Dr Peter Golos
- Research Scientist (Restoration Ecology)
Biodiversity Conservation Centre
Kattidj Close Kings Park Western Australia 6005
- (+61 8) 9480 3969
- Restoration ecology
- Post mine site rehabilitation
Completed Bachelor of Science in Natural Resource Management at UWA in 2006. During the summer 2006/7 was offered Kings Park and Botanic Garden Summer Scholarship to continue honour’s research project 'Returning Banksia attenuata and Banksia menziesii to post-sand extracted restoration sites'. In March 2007, as a result of Kings Park and Botanic Garden offering a PhD scholarship, commenced postgraduate research project. Awarded University Postgraduate Award in 2008 (upgraded to Australian Postgraduate Award in 2009).
Title: Vegetation restoration to waste rock dumps at Telfer Gold Mine – Topsoil Management and Plant Establishment
University: The University of Western Australia
Supervisors: Dr. Deanna Rokich, Professor Kingsley Dixon
Industry sponsors: Newcrest Pty Ltd
Newcrest Pty Ltd operates a gold mine at Telfer on the western edge of the Great Sandy Desert of Western Australia. As a part of mine site rehabilitation Newcrest have initiated a project to create a mesa-type landform design for waste rock dumps instead of the typical, and unnatural looking, stepped berm and bench design.
This 'mesa' landform project will characterise the ecohydrology of waste rock dumps and natural mesas, and then provide design parameters for a stable rock dump landform that will encapsulate potentially acid forming waste rock with the aim of preventing acid mine drainage.
Revegetation of the waste rock dump will be crucial in the long-term stability of the 'mesa' landform by preventing erosion of the landform surface and reducing rainwater drainage reaching potentially acid-forming waste rock encapsulated within the rock dump. Also, vegetation will provide habitats that will enable colonisation of mine sites by other biota. Topsoil is a valuable resource for minesite revegetation as it contains the seeds of indigenous species adapted to local environmental conditions and also contains fungal and bacterial symbionts for promoting the establishment of these species.
Crucially, the species complexes and ecosystems found at Telfer represent community types that are dissimilar to sites historically rehabilitated. No detailed study has been undertaken of the soil seed bank and the most appropriate methods of topsoil harvesting and spreading for restoring diverse vegetation to a mine site in an arid tropical environment. Importantly, Telfer is located in a highly prospective region for minerals, so this research project will provide valuable information that will improve the environmental management of future mining operations and optimise the planning of topsoil management in a wider area.

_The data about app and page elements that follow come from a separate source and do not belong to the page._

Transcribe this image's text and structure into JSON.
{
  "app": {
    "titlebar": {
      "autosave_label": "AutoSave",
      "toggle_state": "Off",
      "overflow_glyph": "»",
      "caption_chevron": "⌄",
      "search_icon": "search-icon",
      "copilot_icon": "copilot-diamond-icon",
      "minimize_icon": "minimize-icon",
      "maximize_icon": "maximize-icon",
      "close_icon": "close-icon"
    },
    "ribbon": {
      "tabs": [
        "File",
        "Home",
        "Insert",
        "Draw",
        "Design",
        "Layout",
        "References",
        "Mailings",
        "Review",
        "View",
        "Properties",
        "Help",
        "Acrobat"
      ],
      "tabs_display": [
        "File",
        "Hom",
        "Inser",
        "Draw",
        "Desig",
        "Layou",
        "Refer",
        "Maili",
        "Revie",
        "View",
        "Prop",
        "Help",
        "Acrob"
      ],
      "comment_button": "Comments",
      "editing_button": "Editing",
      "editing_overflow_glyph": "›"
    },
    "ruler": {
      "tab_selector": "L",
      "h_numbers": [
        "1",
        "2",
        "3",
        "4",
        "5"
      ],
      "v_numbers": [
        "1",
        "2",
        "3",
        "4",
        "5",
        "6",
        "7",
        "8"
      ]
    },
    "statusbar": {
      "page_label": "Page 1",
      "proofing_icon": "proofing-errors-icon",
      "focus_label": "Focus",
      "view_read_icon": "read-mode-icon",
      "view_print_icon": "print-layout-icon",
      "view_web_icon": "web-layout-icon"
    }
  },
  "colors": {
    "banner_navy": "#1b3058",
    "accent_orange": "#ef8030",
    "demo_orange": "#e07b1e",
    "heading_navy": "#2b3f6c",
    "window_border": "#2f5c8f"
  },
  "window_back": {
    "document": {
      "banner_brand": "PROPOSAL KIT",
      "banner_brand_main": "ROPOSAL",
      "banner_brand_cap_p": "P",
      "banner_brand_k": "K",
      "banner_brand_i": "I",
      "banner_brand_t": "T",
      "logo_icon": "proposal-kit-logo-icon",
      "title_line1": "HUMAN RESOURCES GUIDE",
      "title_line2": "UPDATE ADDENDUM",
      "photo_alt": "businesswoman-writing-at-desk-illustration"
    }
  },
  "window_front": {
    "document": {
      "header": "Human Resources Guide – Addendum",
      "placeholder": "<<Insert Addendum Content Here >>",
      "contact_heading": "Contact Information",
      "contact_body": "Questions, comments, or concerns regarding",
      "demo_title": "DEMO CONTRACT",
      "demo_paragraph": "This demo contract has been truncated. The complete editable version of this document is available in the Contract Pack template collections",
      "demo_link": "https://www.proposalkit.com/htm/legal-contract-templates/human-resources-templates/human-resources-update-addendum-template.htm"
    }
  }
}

The proposed research will aim to describe the soil seedbank of the major landforms and investigate the optimal methods of revegetating rock waste dumps using the valuable but limited topsoil resource found within the Telfer minesite footprint. Alternatively, topsoil will be borrowed from outside of the mine footprint and seed broadcasting technologies will be used.